What the task requires: Only lines holding "detail" are wanted; copy each of them from the records below.

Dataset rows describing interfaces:
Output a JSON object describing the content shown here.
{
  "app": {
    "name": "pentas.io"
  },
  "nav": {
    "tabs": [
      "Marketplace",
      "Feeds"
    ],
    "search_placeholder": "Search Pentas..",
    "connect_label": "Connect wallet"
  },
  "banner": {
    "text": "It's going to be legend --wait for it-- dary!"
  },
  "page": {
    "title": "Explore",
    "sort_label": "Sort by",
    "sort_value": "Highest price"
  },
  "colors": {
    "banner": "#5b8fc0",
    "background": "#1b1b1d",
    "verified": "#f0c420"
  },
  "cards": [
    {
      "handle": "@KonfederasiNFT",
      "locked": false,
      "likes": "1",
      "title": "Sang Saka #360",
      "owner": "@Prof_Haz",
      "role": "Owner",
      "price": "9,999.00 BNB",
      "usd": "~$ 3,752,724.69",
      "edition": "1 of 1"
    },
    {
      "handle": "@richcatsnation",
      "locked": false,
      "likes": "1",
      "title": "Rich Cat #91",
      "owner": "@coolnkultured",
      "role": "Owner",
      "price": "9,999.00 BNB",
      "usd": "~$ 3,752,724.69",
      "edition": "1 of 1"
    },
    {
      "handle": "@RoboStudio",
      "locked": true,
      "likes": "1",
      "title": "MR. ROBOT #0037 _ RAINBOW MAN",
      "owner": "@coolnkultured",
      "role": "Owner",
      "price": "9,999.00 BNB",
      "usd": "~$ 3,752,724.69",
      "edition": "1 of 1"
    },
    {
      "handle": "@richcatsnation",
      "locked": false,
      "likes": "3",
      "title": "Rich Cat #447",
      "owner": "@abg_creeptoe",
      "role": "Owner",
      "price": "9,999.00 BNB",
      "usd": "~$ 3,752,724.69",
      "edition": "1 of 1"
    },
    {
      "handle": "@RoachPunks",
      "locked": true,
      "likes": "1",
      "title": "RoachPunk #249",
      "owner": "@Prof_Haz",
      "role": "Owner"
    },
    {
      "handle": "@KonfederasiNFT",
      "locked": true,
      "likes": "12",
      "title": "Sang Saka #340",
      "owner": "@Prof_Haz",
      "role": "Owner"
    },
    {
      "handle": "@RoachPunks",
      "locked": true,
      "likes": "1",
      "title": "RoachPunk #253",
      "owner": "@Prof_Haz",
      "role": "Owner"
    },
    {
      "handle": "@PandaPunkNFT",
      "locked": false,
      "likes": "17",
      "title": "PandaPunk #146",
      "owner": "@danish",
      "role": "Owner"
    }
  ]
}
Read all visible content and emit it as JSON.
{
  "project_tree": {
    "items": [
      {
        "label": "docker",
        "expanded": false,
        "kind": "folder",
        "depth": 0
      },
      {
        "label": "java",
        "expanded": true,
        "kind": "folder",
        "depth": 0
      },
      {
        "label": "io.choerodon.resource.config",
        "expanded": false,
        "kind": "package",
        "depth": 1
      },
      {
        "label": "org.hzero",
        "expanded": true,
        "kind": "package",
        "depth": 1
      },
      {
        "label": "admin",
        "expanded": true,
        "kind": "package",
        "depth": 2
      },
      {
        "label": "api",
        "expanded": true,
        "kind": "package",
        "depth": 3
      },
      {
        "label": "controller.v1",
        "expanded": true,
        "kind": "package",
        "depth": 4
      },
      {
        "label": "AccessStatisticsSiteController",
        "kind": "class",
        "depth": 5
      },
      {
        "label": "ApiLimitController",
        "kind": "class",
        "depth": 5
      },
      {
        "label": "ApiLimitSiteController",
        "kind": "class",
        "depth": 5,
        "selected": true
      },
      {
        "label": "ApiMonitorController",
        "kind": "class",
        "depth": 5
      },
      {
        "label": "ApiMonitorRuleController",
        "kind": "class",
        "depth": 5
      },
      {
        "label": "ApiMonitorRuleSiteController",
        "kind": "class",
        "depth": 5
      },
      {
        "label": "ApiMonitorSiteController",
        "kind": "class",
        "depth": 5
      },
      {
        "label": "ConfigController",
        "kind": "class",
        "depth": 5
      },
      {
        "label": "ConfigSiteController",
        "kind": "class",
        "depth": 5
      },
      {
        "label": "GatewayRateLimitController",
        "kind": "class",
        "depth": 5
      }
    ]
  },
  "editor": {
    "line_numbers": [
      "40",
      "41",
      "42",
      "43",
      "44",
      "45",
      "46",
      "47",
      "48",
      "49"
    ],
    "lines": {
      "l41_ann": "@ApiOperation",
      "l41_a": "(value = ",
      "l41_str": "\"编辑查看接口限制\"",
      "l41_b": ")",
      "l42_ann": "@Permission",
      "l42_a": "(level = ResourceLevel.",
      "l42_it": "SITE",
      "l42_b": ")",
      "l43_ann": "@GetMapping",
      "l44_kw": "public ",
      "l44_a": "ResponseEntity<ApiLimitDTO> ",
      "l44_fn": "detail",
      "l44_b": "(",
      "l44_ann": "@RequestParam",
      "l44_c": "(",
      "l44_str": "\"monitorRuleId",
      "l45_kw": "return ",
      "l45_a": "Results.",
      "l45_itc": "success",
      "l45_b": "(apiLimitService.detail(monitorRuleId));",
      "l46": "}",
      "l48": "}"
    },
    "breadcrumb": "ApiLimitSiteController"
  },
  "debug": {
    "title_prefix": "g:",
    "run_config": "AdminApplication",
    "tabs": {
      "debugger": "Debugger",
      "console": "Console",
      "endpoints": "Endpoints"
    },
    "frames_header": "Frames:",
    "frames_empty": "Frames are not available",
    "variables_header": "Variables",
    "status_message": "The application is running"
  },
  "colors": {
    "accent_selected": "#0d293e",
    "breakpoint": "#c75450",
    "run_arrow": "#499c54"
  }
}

Exercise output:
      "l44_fn": "detail",
      "l45_b": "(apiLimitService.detail(monitorRuleId));",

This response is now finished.